Too much, man

Rock - Richard Cook on three survivors and one star from the glory days of pop protest

Protest music was annexed by rap in the 1980s, and the old American folkies who'd previously looked after it were made to seem like hayseeds in comparison. The long tradition of pop protest that the counter-culture of the sixties spread like a genteel virus has its noble streak, but American rock took it on board all too smoothly. By the time we got to Woodstock, it was already just another fad. For every Phil Ochs or Country Joe McDonald, there was a fraudulent careerist whose anti-whatever-it-was was just another way into a mediocre midstream, where "protest" was manifest as the vaguest kind of nod to the zeitgeist.

Survivors of the period can't forget those glory days. Consider the four old rascals named Crosby, Stills, Nash and Young. Their new record, Looking Forward (Reprise), is the collaboration that they manage between them roughly once every decade. The title suggests the hankering for a fresh start that seems to be the standard mise en scene for everything emerging at this point, and references in several songs to passing wisdom on to a new generation fit the mood. Except all these relics can do is reminisce about when they were giants. The music is the same old rock, goosed a little here and there by the odd hint of a multinational groove, and as each character steps forward for his turn in the limelight it's like watching music hall turns run through their most prehistoric routines.

David Crosby, once the little blond angel of the Byrds, has roused himself sufficiently to contribute one-and-a-half songs, the first of which , "Stand and Be Counted" - where he insists that we all thank the boy who stood in front of a tank in Tiananmen Square - is the most sanctimonious poppycock I've heard all year. Graham Nash's songs have never passed muster, but his two are flimsy even by his standards. One says "life is hard enough, I know" and the other goes "life's too hard to bear". Pretty enlightening from someone who's had little to do other than be a rich and privileged hippie for the past 30 years. The spit and venom comes, as always, from grouchy old Stephen Stills, whose "Seen Enough" and "No Tears Left" reprise his ineffective flailing at more or less anyone with a Powerbook and a website (the sleeve lists the existence of a website called I have a sort of grudging admiration for Stills's pointless chutzpah, but his voice is in tatters and so is the songwriting.
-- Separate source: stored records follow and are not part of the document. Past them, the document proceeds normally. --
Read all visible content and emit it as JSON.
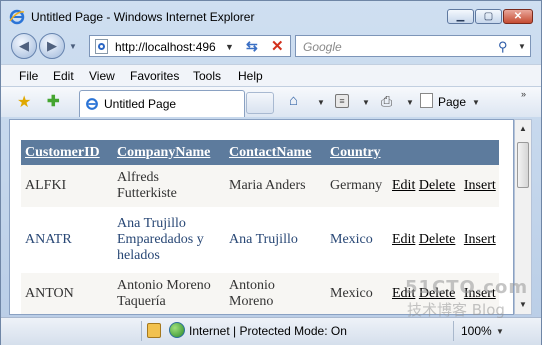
{
  "window": {
    "title": "Untitled Page - Windows Internet Explorer"
  },
  "nav": {
    "address": "http://localhost:496",
    "search_placeholder": "Google"
  },
  "menu": [
    "File",
    "Edit",
    "View",
    "Favorites",
    "Tools",
    "Help"
  ],
  "tab": {
    "label": "Untitled Page"
  },
  "command": {
    "page_label": "Page"
  },
  "grid": {
    "headers": [
      "CustomerID",
      "CompanyName",
      "ContactName",
      "Country"
    ],
    "rows": [
      {
        "id": "ALFKI",
        "company": "Alfreds Futterkiste",
        "contact": "Maria Anders",
        "country": "Germany"
      },
      {
        "id": "ANATR",
        "company": "Ana Trujillo Emparedados y helados",
        "contact": "Ana Trujillo",
        "country": "Mexico"
      },
      {
        "id": "ANTON",
        "company": "Antonio Moreno Taquería",
        "contact": "Antonio Moreno",
        "country": "Mexico"
      }
    ],
    "actions": {
      "edit": "Edit",
      "delete": "Delete",
      "insert": "Insert"
    }
  },
  "status": {
    "zone": "Internet | Protected Mode: On",
    "zoom": "100%"
  },
  "watermark": {
    "line1": "51CTO.com",
    "line2": "技术博客  Blog"
  },
  "icons": [
    "ie-logo-icon",
    "back-icon",
    "forward-icon",
    "page-icon",
    "refresh-icon",
    "stop-icon",
    "search-icon",
    "favorites-star-icon",
    "add-favorites-icon",
    "home-icon",
    "feeds-icon",
    "print-icon",
    "lock-icon",
    "globe-icon"
  ],
  "colors": {
    "grid_header": "#5d7b9d",
    "alt_row": "#f7f6f3",
    "link_text": "#284775"
  }
}
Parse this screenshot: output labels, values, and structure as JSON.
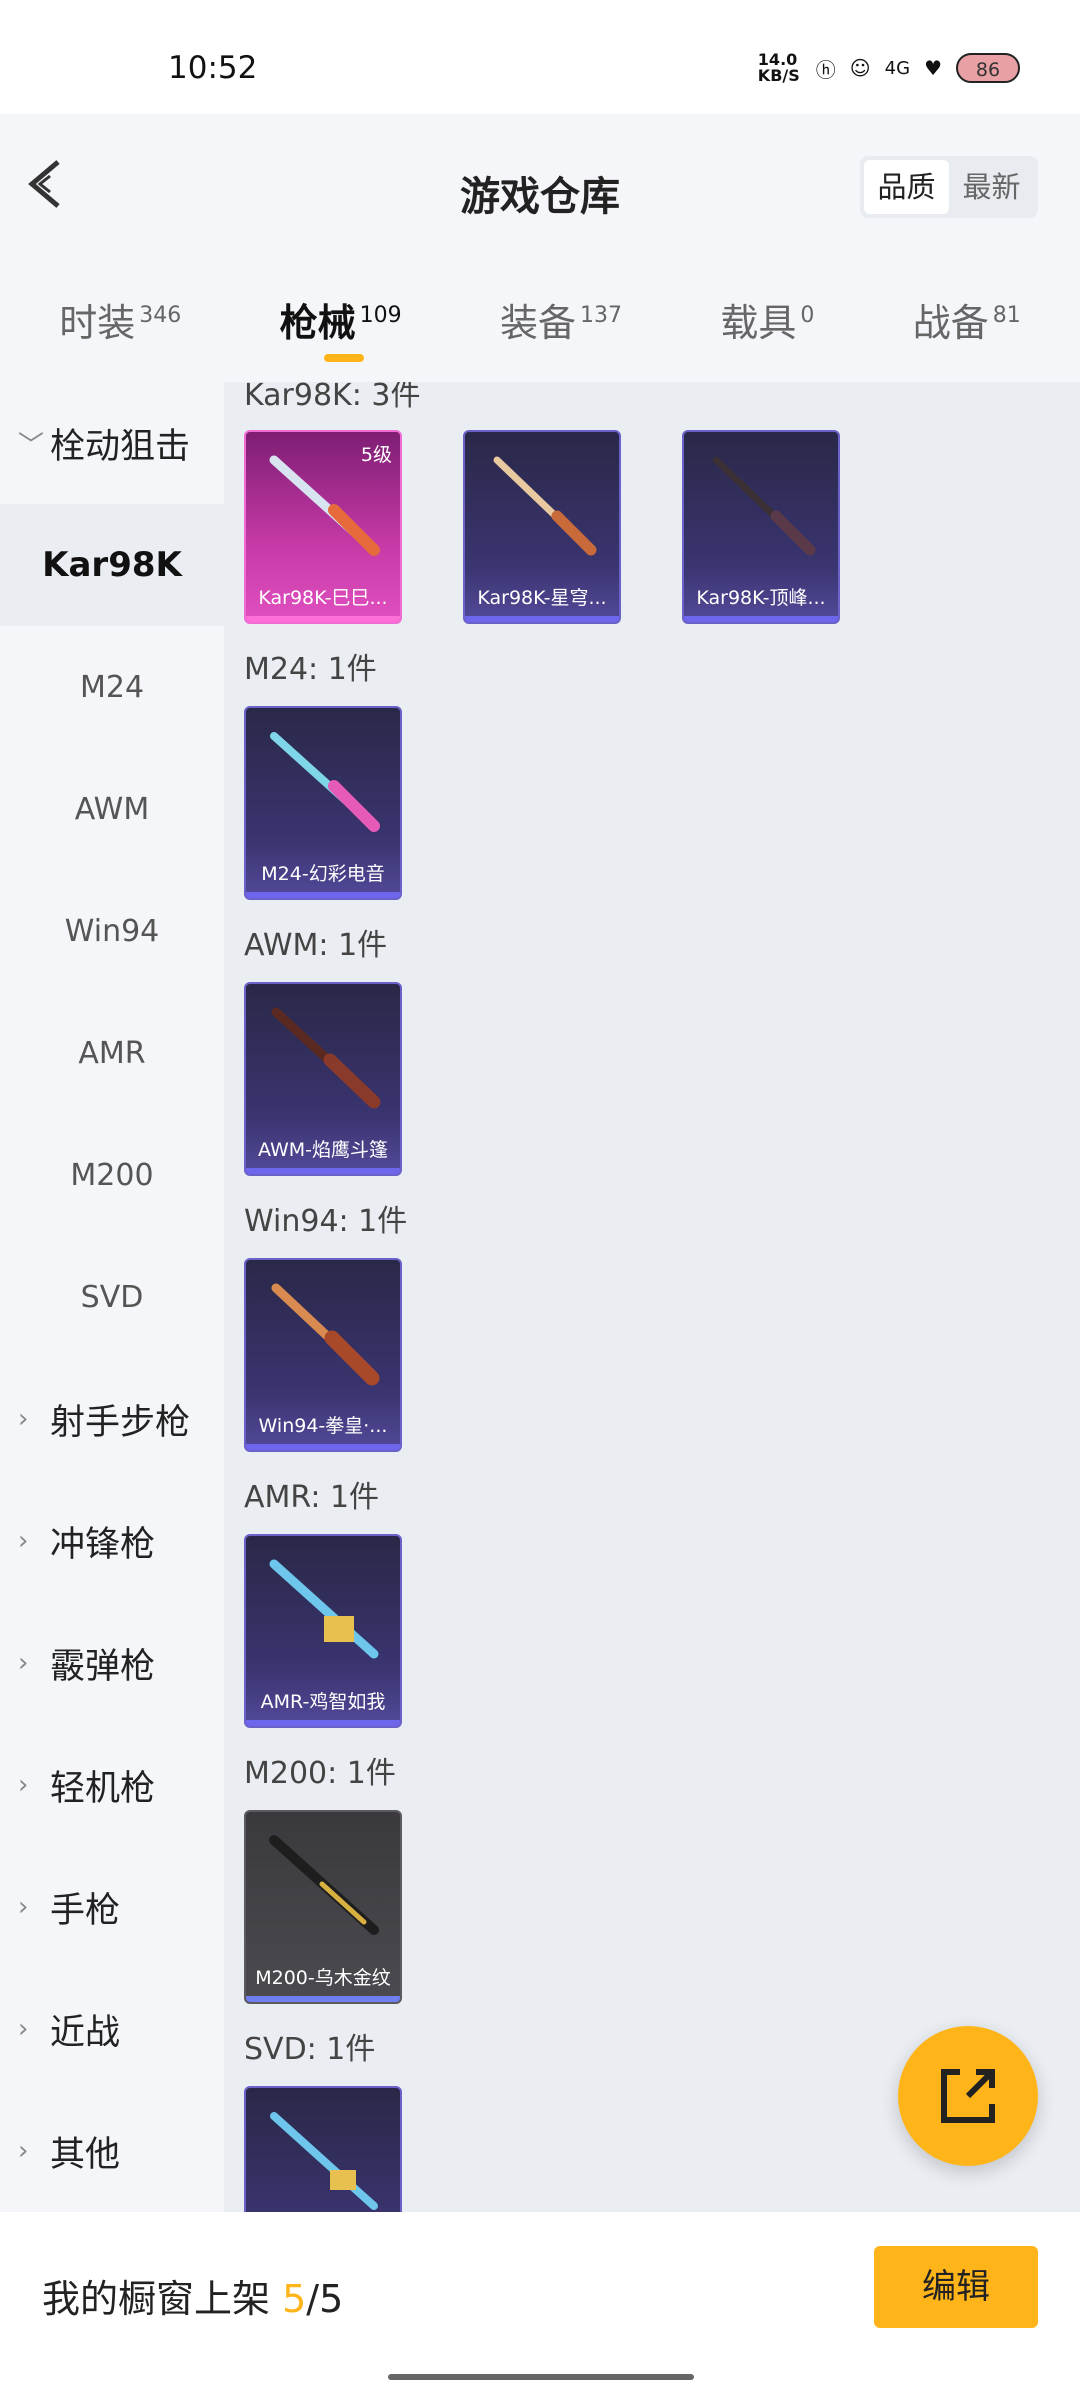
{
  "status_bar": {
    "time": "10:52",
    "net_speed": "14.0 KB/S",
    "network": "4G",
    "battery": "86"
  },
  "header": {
    "title": "游戏仓库",
    "sort_options": [
      "品质",
      "最新"
    ],
    "active_sort": "品质"
  },
  "tabs": [
    {
      "label": "时装",
      "count": "346"
    },
    {
      "label": "枪械",
      "count": "109"
    },
    {
      "label": "装备",
      "count": "137"
    },
    {
      "label": "载具",
      "count": "0"
    },
    {
      "label": "战备",
      "count": "81"
    }
  ],
  "sidebar": {
    "expanded_category": "栓动狙击",
    "sub_items": [
      "Kar98K",
      "M24",
      "AWM",
      "Win94",
      "AMR",
      "M200",
      "SVD"
    ],
    "active_sub": "Kar98K",
    "categories": [
      "射手步枪",
      "冲锋枪",
      "霰弹枪",
      "轻机枪",
      "手枪",
      "近战",
      "其他"
    ]
  },
  "groups": [
    {
      "title": "Kar98K: 3件",
      "items": [
        {
          "name": "Kar98K-巳巳...",
          "level": "5级",
          "style": "pink"
        },
        {
          "name": "Kar98K-星穹...",
          "style": "purple"
        },
        {
          "name": "Kar98K-顶峰...",
          "style": "purple"
        }
      ]
    },
    {
      "title": "M24: 1件",
      "items": [
        {
          "name": "M24-幻彩电音",
          "style": "purple"
        }
      ]
    },
    {
      "title": "AWM: 1件",
      "items": [
        {
          "name": "AWM-焰鹰斗篷",
          "style": "purple"
        }
      ]
    },
    {
      "title": "Win94: 1件",
      "items": [
        {
          "name": "Win94-拳皇·...",
          "style": "purple"
        }
      ]
    },
    {
      "title": "AMR: 1件",
      "items": [
        {
          "name": "AMR-鸡智如我",
          "style": "purple"
        }
      ]
    },
    {
      "title": "M200: 1件",
      "items": [
        {
          "name": "M200-乌木金纹",
          "style": "grey"
        }
      ]
    },
    {
      "title": "SVD: 1件",
      "items": [
        {
          "name": "",
          "style": "purple"
        }
      ]
    }
  ],
  "bottom_bar": {
    "label": "我的橱窗上架",
    "current": "5",
    "total": "/5",
    "edit_label": "编辑"
  },
  "colors": {
    "accent": "#ffb51a"
  }
}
The asinine flannel that this record peddles is a wretched and unbelievable shout into the void. "Protest" is reduced to a footling ramble through cliches that would have been unpromisingly thin even when CSNY first started strumming. But there is, of course, Neil Young to save their bacon. Young never keeps the best of himself for these projects, but even an off-form Young can trounce the efforts of the other three. He brought four songs to the date, and though two of them are nothing much, "Looking Forward" itself is one of his cracked little folk-fables and "Slowpoke" is Young at close to his offhand, by-accident best. There's no protest in Young's lyrics either, just a reflective window on a carefully observed world of his own.

Where Young scores - and the others miss by a country mile - is in his modesty. CS&N all perform and sing with the effortful manner of men who believe they're indispensable messengers of great thoughts. Y simply plays in the old folkie skin he always forgot to shed. He has another thing, too: all the best tunes.